Subversion Issue Tracker

Issue Tracker Guidelines

We use the "Buddy System" for filing issues.
Before filing a new issue, please:

  • Re-read the documentation
    (especially the FAQ and the online Subversion book).

  • Find someone else who agrees this is a bug.
    Post to the mailing list (or to if you're already pretty sure it's a bug), or chat in IRC, regarding the bug or feature request you were about to file. People there will ask you questions, try to reproduce the problem, advise you if there's any past history of similar problems, and in general help you decide whether a new issue is warranted. If it is, they can also help you get the bug report into a useful form. See here for how to write a useful bug report.

    If you do file an issue, remember to include a link to the mailing list message(s) or IRC conversation where you discussed the problem. Not only does this provide important context for anyone reading the issue, it also confirms that the issue has passed the basic buddy test: you found someone else who agrees it's a problem. Issues that haven't been through the "buddy system" may be summarily closed. We're sorry to do this, but statistically, most unbuddied filings turn out to be bogus, and the issue tracker is not a convenient place to separate the good reports from the bad.

We depend on the mailing list and IRC channel as a first level of filtering for our bug tracker. Without this filtering, the tracker would be full of duplicate issues, non-issues, and unreproducible issues. Please help us keep the bug database clean, by always finding a buddy before you file!

When mailing the list with a concern, make sure that your e-mail describes your bug or enhancement fully. Provide details about the versions of the relevant software (Subversion, Apache, neon, etc.) that you are using, about your operating system, and about any other thing that might seem pertinent to the issue. If you can provide a script which consistently reproduces a problem, that can be incredibly helpful to those evaluating and/or working on your issue.

Filing New Issues, Modifying Existing Issues

You must be logged in to the web site to add a new issue, or to comment on existing issues. To modify existing issues beyond simply leaving a comment — e.g., to change fields or status — you must be both logged in and have the Observer role in the Subversion project; this is true even for issues that you created yourself.

Here's how to acquire the Observer role:

  1. Log in on the site
  2. Go to the Subversion project front page
  3. Click on the Request project role link directly below the "Project Home" line
  4. Request the Observer role
  5. Wait for the confirmation e-mail (almost always will be completed within 24 hours)

What the Issue Fields Mean

When an issue is first filed, it automatically goes in the "---" target milestone, which indicates that the issue has not yet been processed. A developer will examine it and maybe talk to other developers, then estimate the bug's severity, the effort required to fix it, and schedule it in a numbered milestone, for example 1.1. (Or they may put it the unscheduled or nonblocking milestone, if they consider it tolerable for all currently planned releases.)

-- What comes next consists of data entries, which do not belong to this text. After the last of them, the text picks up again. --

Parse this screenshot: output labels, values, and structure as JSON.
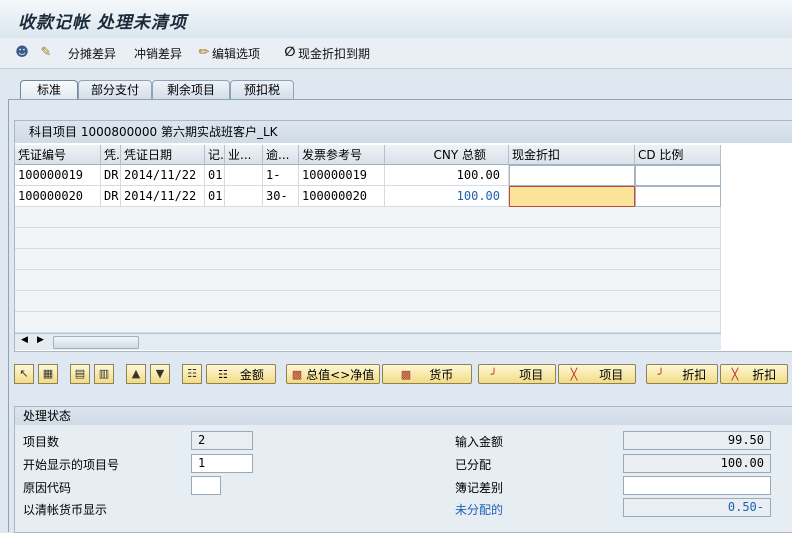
{
  "window": {
    "title": "收款记帐 处理未清项"
  },
  "toolbar": {
    "items": [
      {
        "label": "分摊差异",
        "icon": "split-icon"
      },
      {
        "label": "冲销差异",
        "icon": "writeoff-icon"
      },
      {
        "label": "编辑选项",
        "icon": "pencil-icon"
      },
      {
        "label": "现金折扣到期",
        "icon": "null-icon"
      }
    ]
  },
  "tabs": [
    "标准",
    "部分支付",
    "剩余项目",
    "预扣税"
  ],
  "table": {
    "caption": "科目项目 1000800000 第六期实战班客户_LK",
    "columns": [
      "凭证编号",
      "凭.",
      "凭证日期",
      "记.",
      "业...",
      "逾...",
      "发票参考号",
      "CNY 总额",
      "现金折扣",
      "CD 比例"
    ],
    "rows": [
      [
        "100000019",
        "DR",
        "2014/11/22",
        "01",
        "",
        "1-",
        "100000019",
        "100.00",
        "",
        ""
      ],
      [
        "100000020",
        "DR",
        "2014/11/22",
        "01",
        "",
        "30-",
        "100000020",
        "100.00",
        "",
        ""
      ]
    ]
  },
  "buttons": {
    "amount": "金额",
    "gross_net": "总值<>净值",
    "currency": "货币",
    "items1": "项目",
    "items2": "项目",
    "discount1": "折扣",
    "discount2": "折扣"
  },
  "status": {
    "caption": "处理状态",
    "item_count_label": "项目数",
    "item_count": "2",
    "first_item_label": "开始显示的项目号",
    "first_item": "1",
    "reason_code_label": "原因代码",
    "reason_code": "",
    "clearing_currency_label": "以清帐货币显示",
    "entered_label": "输入金额",
    "entered": "99.50",
    "assigned_label": "已分配",
    "assigned": "100.00",
    "diff_label": "簿记差别",
    "diff": "",
    "unassigned_label": "未分配的",
    "unassigned": "0.50-"
  },
  "colors": {
    "accent_blue": "#1f5fb4",
    "button_yellow": "#f3dc83",
    "focus_yellow": "#fbe49a"
  }
}
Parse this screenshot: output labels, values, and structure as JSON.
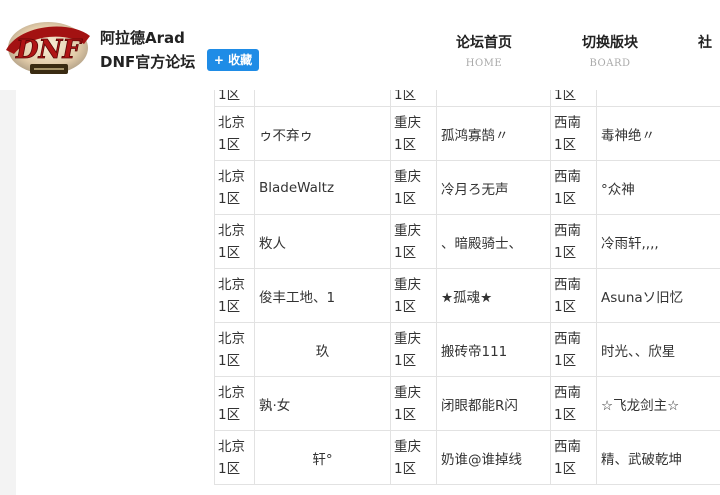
{
  "header": {
    "site_name_line1": "阿拉德Arad",
    "site_name_line2": "DNF官方论坛",
    "fav_label": "+ 收藏",
    "logo_text": "DNF"
  },
  "nav": [
    {
      "label": "论坛首页",
      "sub": "HOME"
    },
    {
      "label": "切换版块",
      "sub": "BOARD"
    },
    {
      "label": "社",
      "sub": ""
    }
  ],
  "table": {
    "partial_row": [
      "1区",
      "1区",
      "1区"
    ],
    "rows": [
      {
        "s1": "北京\n1区",
        "n1": "ゥ不弃ゥ",
        "s2": "重庆\n1区",
        "n2": "孤鸿寡鹄〃",
        "s3": "西南\n1区",
        "n3": "毒神绝〃",
        "c1": false
      },
      {
        "s1": "北京\n1区",
        "n1": "BladeWaltz",
        "s2": "重庆\n1区",
        "n2": "冷月ろ无声",
        "s3": "西南\n1区",
        "n3": "°众神",
        "c1": false
      },
      {
        "s1": "北京\n1区",
        "n1": "敉人",
        "s2": "重庆\n1区",
        "n2": "、暗殿骑士、",
        "s3": "西南\n1区",
        "n3": "冷雨轩,,,,",
        "c1": false
      },
      {
        "s1": "北京\n1区",
        "n1": "俊丰工地、1",
        "s2": "重庆\n1区",
        "n2": "★孤魂★",
        "s3": "西南\n1区",
        "n3": "Asunaソ旧忆",
        "c1": false
      },
      {
        "s1": "北京\n1区",
        "n1": "玖",
        "s2": "重庆\n1区",
        "n2": "搬砖帝111",
        "s3": "西南\n1区",
        "n3": "时光、、欣星",
        "c1": true
      },
      {
        "s1": "北京\n1区",
        "n1": "孰·女",
        "s2": "重庆\n1区",
        "n2": "闭眼都能R闪",
        "s3": "西南\n1区",
        "n3": "☆飞龙剑主☆",
        "c1": false
      },
      {
        "s1": "北京\n1区",
        "n1": "轩°",
        "s2": "重庆\n1区",
        "n2": "奶谁@谁掉线",
        "s3": "西南\n1区",
        "n3": "精、武破乾坤",
        "c1": true
      }
    ]
  }
}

An issue filed in unscheduled might still get fixed soon, if some committer decides they want it done. Putting it in unscheduled merely means it hasn't been scheduled for any particular release yet. The nonblocking milestone, on the other hand, means that we do not anticipate ever scheduling the issue for a particular release. This also does not mean the issue will never be fixed; it merely means that we don't plan to block any release on it.

Severity is represented in the Priority field. Here is how priority numbers map to severity:

  • P1: Prevents work from getting done, causes data loss, or BFI ("Bad First Impression").
  • P2: Workaround required to get stuff done.
  • P3: Like P2, but rarely encountered in normal usage.
  • P4: Developer concern only, API stability or cleanliness issue.
  • P5: Nice to fix, but in a pinch we could live with it.

Effort Required is represented in the Status Whiteboard with an "e number", which is the average of the most optimistic and most pessimistic projections for number of engineer/days needed to fix the bug. The e number always comes first, so we can sort on the field, but we include the actual spread after it, so we know when we're dealing with a wide range. For example "e2.5 (2 / 3)" is not quite the same as "e2.5 (1 / 4)"!

Enter the Issue Tracker

And so, with further ado, we give you (drumroll…) the Subversion Issue Tracker.

Again, remember that to add or modify issues, you must be logged into the website.